We all do it, don't we? Whether in class or at work, everybody tends to check their Facebook feed. Increasingly, however, I have begun to find Facebook more of an annoyance than anything. Although this afternoon, I would have welcomed my usual eye-roll at the several inane status updates I am used to reading with a certain tender familiarity. Instead, my eye-roll was substituted for gut-wrenching panic as I read status updates linking news reports that my private messages from 2009 and earlier might have been posted to my public timeline.
After promptly deleting messages from my timeline, I called my girlfriends so they could all do the same. (After all, I tend to send out equally unsuitable private messages in the same frequency as I happen to receive them.)
This supposed privacy breach is troubling on two different fronts. First, the fact that such a "glitch" could even happen is mind-boggling. Nevertheless, reasonableness would lead most people to conclude that we live in a world where cyber-security is limited at best, so occasional platform malfunctions can be somewhat expected from time to time. The second aspect is particularly disconcerting, which is Facebook's denial of the issue, claiming that users are too daft to know the difference between a public wall post and a private message.
Facebook is clearly no stranger to criticism over privacy concerns, as they have established a sketchy precedent when it comes to privacy. Whether being accused of selling users' private data to third-party applications or mapping your location and broadcasting it to people in your network, Facebook users don't seem to trust that their information will be kept confidential.
Despite this, many people, (myself included), visit the site daily, and new users continue to sign up for the service. Which of course, necessitates the question: why?

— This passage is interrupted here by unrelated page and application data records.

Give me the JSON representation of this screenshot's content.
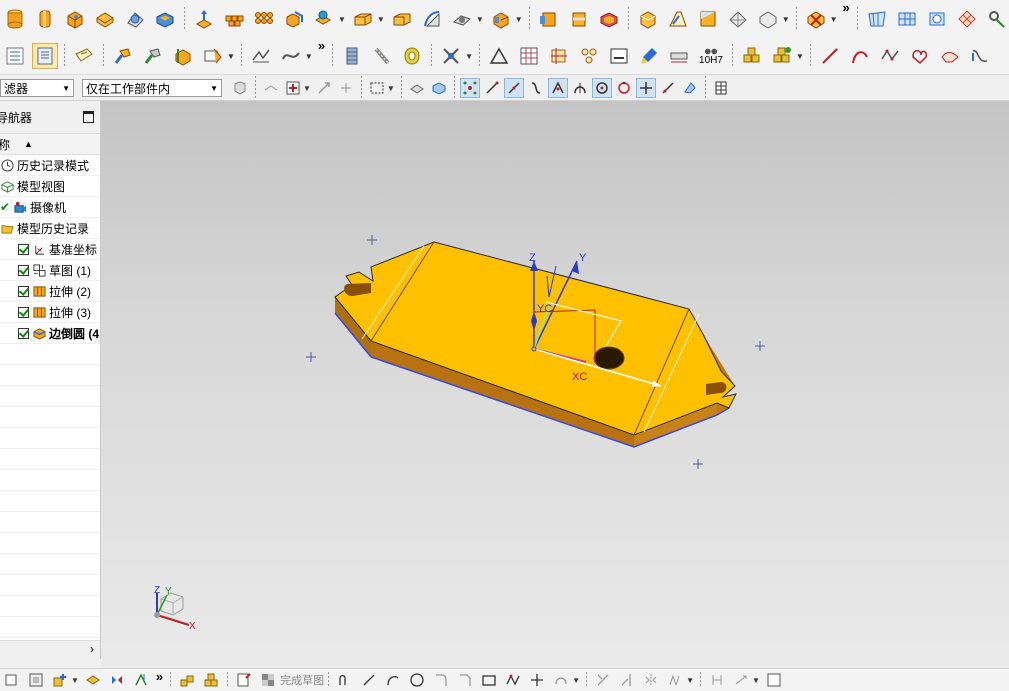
{
  "toolbar_row1": {
    "icons": [
      "cylinder-icon",
      "cylinder-icon",
      "block-icon",
      "block-icon",
      "sphere-icon",
      "block-icon",
      "extrude-icon",
      "pattern-icon",
      "pattern-icon",
      "cube-icon",
      "feature-icon",
      "box-icon",
      "box-icon",
      "curve-icon",
      "surface-icon",
      "cube-icon",
      "cylinder-icon",
      "cylinder-icon",
      "box-icon",
      "surface-icon",
      "box-icon",
      "sphere-icon",
      "sphere-icon",
      "surface-icon",
      "mesh-icon",
      "swept-icon",
      "surface-icon",
      "gear-icon"
    ]
  },
  "toolbar_row2": {
    "icons": [
      "list-icon",
      "doc-icon",
      "tag-icon",
      "hammer-icon",
      "feature-icon",
      "feature-icon",
      "measure-icon",
      "curve-icon",
      "spring-icon",
      "coil-icon",
      "puller-icon",
      "triangle-icon",
      "grid-icon",
      "sketch-icon",
      "molecule-icon",
      "note-icon",
      "brush-icon",
      "tolerance-icon",
      "box-icon",
      "box-icon",
      "line-icon",
      "arc-icon",
      "polyline-icon",
      "shape-icon",
      "surface-icon",
      "curve-icon"
    ],
    "tolerance_label": "10H7"
  },
  "selection_bar": {
    "type_filter": "滤器",
    "scope_filter": "仅在工作部件内"
  },
  "navigator": {
    "title": "导航器",
    "column_name": "称",
    "sort_arrow": "▲",
    "items": [
      {
        "label": "历史记录模式",
        "icon": "clock-icon",
        "level": 0,
        "checked": false
      },
      {
        "label": "模型视图",
        "icon": "model-view-icon",
        "level": 0,
        "checked": false
      },
      {
        "label": "摄像机",
        "icon": "camera-icon",
        "level": 0,
        "checked": true
      },
      {
        "label": "模型历史记录",
        "icon": "folder-icon",
        "level": 0,
        "checked": false
      },
      {
        "label": "基准坐标",
        "icon": "datum-csys-icon",
        "level": 1,
        "checked": true
      },
      {
        "label": "草图 (1)",
        "icon": "sketch-icon",
        "level": 1,
        "checked": true
      },
      {
        "label": "拉伸 (2)",
        "icon": "extrude-icon",
        "level": 1,
        "checked": true
      },
      {
        "label": "拉伸 (3)",
        "icon": "extrude-icon",
        "level": 1,
        "checked": true
      },
      {
        "label": "边倒圆 (4",
        "icon": "edge-blend-icon",
        "level": 1,
        "checked": true,
        "bold": true
      }
    ]
  },
  "viewport": {
    "part_color": "#FFC000",
    "part_side_color": "#C07A10",
    "background_top": "#c4c4c4",
    "background_bottom": "#eaeaea",
    "axis_labels": {
      "z": "Z",
      "y": "Y",
      "yc": "YC",
      "xc": "XC"
    },
    "triad_labels": {
      "z": "Z",
      "y": "Y",
      "x": "X"
    }
  },
  "bottom_toolbar": {
    "finish_sketch_label": "完成草图",
    "icons": [
      "sketch-icon",
      "box-icon",
      "add-icon",
      "part-icon",
      "mirror-icon",
      "constraint-icon",
      "assembly-icon",
      "assembly-icon",
      "sketch-icon",
      "finish-flag-icon",
      "profile-icon",
      "line-icon",
      "arc-icon",
      "circle-icon",
      "fillet-icon",
      "chamfer-icon",
      "rectangle-icon",
      "polygon-icon",
      "point-icon",
      "offset-icon",
      "trim-icon",
      "extend-icon",
      "mirror-icon",
      "pattern-icon",
      "constraint-icon",
      "dimension-icon",
      "window-icon"
    ]
  }
}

I happen to frequent the site out of habit more than anything, with perhaps some nuanced nostalgia peppered into the mix.
I joined Facebook in my first year of undergrad at McGill University. It was an innovative tool; it was a new and fun way to keep in touch with friends who were away for university, but more importantly, it was actually useful. Facebook started off as something that nearly all college students needed. Yes, I know Jesse Eisenberg famously depicted Mark Zuckerberg in The Social Network as stating that Facebook was something all college students wanted, but in this day and age of Facebook uselessness we forget how much easier it made college life in its inception.
In the beginning, you could list the classes you were taking and see who else were in those classes. This meant that if you missed a class because you were sick, wanted to start a study group, or just wanted to see if anybody cute was in your class, you could.
Now, however, Facebook has morphed into a site nearly unrecognizable from the website that helped me find much needed Molecular Biology notes. From constantly being pestered into adding third party applications, to having friend requests from family members over 50, Facebook is as useless as all the user-initiated petitions that attempt to stop Facebook from changing its interface.
Facebook stock officially went on sale on May 18, 2012 at $38 per share. Currently, its stock is at $20.83 per share, which the financial magazine, Barron's, is claiming is still too pricey. Rather, Barron's would have the share priced closer to $15. After the most recent mishap, I doubt anybody will be clamouring to buy it even at that price.
Much like the hot jock that ends up gaining all that weight and moves back home into his parents' basement upon barely graduating from college, Facebook has seen better days. Perhaps Facebook and the once-upon-a-time hot jock can both take solace in knowing that they were both formerly big men on campus.